  1. Michael Burlingame, editor, At Lincoln’s Side: John Hay’s Civil War Correspondence and Selected Writings, p. 187 (Michael Burlingame, “Mary Todd Lincoln’s Unethical Conduct as First Lady”).
  2. Gideon Welles, Diary of Gideon Welles, Volume II, p. 219-220 (January 3, 1865).
  3. Thurlow Weed Barnes, editor, Memoir of Thurlow Weed, Volume II, p. 483.
  4. Michael Burlingame, The Inner World of Abraham Lincoln, p. 303 (Diary of John Hay, February 13, 1867).
  5. Margaret Leech, Reveille in Washington, p. 301 (Diary of John Hay, February 13, 1867).
  6. Michael Burlingame, The Inner World of Abraham Lincoln, p. 333 (Diary of Orville H. Browning, July 3, 1873).
  7. Michael Burlingame, editor, At Lincoln’s Side: John Hay’s Civil War Correspondence and Selected Writings, p. 188 (Michael Burlingame, “Mary Todd Lincoln’s Unethical Conduct as First Lady”).
  8. Michael Burlingame, editor, With Lincoln in the White House: Letters, Memoranda, and Other Writings of John G. Nicolay, 1860-1865, p. 154 (Letter to President Lincoln, August 29,1864).
  9. Michael Burlingame, editor, With Lincoln in the White House: Letters, Memoranda, and Other Writings of John G. Nicolay, 1860-1865, p. 156 (Letter to President Lincoln, August 31, 1864).
  10. Abraham Lincoln Papers at the Library of Congress. Transcribed and Annotated by the Lincoln Studies Center, Knox College. Galesburg, Illinois. (Letter from Simeon Draper to William P. Dole, March 3, 1864).
  11. Abraham Lincoln Papers at the Library of Congress. Transcribed and Annotated by the Lincoln Studies Center, Knox College.

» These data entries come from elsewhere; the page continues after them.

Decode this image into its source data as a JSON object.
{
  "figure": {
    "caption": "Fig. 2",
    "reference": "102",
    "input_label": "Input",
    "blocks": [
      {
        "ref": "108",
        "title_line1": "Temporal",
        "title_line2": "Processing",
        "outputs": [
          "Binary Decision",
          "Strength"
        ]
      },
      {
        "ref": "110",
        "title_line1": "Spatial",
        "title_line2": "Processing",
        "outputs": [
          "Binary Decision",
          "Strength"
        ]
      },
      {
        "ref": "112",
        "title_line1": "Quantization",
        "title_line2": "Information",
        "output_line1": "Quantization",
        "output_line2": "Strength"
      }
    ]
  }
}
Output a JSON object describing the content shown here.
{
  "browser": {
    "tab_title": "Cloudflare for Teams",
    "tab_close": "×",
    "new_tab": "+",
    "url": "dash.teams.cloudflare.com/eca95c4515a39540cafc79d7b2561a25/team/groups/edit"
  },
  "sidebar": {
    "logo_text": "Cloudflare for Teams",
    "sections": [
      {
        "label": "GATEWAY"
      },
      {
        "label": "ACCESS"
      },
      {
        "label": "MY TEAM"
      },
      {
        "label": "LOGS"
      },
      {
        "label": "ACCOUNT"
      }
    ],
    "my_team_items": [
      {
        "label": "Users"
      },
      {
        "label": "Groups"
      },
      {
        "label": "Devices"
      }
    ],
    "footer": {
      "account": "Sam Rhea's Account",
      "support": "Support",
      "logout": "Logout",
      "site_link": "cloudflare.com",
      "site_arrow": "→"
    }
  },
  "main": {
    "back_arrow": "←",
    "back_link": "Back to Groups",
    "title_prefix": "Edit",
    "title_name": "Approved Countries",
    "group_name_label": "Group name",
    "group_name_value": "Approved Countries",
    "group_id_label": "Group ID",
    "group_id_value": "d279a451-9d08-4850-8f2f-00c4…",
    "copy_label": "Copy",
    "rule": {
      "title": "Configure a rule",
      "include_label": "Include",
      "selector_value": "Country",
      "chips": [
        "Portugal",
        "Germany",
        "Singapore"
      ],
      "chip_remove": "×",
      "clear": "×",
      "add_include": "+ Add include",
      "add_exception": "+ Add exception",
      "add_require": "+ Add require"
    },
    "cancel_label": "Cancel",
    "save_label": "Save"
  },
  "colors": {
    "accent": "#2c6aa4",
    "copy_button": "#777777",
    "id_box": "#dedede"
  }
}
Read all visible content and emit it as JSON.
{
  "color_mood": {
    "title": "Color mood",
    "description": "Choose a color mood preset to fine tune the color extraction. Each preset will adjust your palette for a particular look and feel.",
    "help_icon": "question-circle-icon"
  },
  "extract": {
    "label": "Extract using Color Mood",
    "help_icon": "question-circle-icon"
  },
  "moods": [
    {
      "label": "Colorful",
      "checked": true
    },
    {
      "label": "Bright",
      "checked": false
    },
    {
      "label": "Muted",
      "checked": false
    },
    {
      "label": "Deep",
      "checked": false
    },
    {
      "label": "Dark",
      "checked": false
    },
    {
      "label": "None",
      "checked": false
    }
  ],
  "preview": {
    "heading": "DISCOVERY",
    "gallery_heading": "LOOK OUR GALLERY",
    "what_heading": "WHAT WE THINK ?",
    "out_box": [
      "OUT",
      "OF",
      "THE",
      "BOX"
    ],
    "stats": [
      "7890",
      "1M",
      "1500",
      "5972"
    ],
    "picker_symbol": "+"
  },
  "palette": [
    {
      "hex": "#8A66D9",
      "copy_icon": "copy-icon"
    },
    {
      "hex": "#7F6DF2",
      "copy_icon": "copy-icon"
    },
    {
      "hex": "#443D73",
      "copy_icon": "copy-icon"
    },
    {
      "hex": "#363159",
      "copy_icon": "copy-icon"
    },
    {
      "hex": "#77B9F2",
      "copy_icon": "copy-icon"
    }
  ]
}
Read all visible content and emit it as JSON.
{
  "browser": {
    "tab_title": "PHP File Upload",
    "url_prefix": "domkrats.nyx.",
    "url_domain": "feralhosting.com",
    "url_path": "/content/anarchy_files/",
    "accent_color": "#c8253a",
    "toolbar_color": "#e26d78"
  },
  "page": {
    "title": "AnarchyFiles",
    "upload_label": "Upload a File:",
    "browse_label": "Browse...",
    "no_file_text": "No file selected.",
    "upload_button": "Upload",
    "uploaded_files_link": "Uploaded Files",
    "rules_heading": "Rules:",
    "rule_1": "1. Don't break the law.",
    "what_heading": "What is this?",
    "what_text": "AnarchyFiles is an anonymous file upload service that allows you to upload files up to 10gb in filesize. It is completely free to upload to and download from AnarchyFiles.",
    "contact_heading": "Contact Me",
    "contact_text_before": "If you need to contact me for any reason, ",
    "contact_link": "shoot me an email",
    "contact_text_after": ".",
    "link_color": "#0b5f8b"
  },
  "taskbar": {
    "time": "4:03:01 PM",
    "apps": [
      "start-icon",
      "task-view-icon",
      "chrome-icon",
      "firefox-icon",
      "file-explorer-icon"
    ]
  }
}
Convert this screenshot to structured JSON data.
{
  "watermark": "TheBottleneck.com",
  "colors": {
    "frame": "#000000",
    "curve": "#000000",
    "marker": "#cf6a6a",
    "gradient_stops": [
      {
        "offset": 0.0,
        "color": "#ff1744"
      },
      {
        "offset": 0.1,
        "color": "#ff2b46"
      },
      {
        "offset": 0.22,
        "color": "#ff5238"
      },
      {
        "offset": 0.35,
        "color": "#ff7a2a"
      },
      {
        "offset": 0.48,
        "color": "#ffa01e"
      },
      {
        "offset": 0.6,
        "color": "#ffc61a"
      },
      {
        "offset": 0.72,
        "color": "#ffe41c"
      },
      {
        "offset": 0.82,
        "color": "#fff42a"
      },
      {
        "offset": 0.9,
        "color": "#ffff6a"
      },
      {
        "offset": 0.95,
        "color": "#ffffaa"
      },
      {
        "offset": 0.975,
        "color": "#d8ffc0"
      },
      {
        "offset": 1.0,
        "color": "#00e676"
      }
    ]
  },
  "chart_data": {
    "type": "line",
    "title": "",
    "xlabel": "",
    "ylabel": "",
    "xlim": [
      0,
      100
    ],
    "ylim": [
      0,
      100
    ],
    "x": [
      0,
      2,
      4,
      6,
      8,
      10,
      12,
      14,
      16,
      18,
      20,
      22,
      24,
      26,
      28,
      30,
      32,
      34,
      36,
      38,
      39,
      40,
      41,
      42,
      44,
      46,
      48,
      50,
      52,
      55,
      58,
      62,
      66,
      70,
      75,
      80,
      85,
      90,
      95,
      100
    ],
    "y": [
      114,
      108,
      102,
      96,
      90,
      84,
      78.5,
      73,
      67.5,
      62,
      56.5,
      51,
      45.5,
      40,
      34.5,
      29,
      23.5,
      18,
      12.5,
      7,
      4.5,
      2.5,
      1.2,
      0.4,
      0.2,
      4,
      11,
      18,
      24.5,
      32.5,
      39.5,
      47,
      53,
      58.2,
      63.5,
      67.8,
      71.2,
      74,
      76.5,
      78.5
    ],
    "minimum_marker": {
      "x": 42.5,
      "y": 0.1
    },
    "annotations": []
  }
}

Galesburg, Illinois. (Letter from Simeon Draper to Abraham Lincoln, March 3, 1864).
  12. Michael Burlingame, editor, With Lincoln in the White House: Letters, Memoranda, and Other Writings of John G. Nicolay, 1860-1865, p. 155 (Letter from John G. Nicolay to Abraham Lincoln, August 30, 1864).
  13. Harry J. Carman and Reinhard H. Luthin, Lincoln and the Patronage, p. 280.
  14. Frederick J. Blue, Salmon P. Chase: A Life in Politics, p. 241.
  15. Harry J. Carman and Reinhard H. Luthin, Lincoln and the Patronage, p. 281.
  16. Michael Burlingame, editor, At Lincoln’s Side: John Hay’s Civil War Correspondence and Selected Writings, p. 188 (Michael Burlingame, “Mary Todd Lincoln’s Unethical Conduct as First Lady”).
  17. Justin G. Turner and Linda Levitt Turner, editor, Mary Todd Lincoln: Her Life and Letters, p. 285 (Letter from Mary Todd Lincoln to Alexander Williamson, November 19, 1865).
  18. Justin G. Turner and Linda Levitt Turner, editor, Mary Todd Lincoln: Her Life and Letters, p. 285 (Letter from Mary Todd Lincoln to Alexander Williamson, December 17, 1866).
  19. Justin G. Turner and Linda Levitt Turner, editor, Mary Todd Lincoln: Her Life and Letters, p. 199 (Letter from Mary Todd Lincoln to Simeon Draper, January 26, 1865).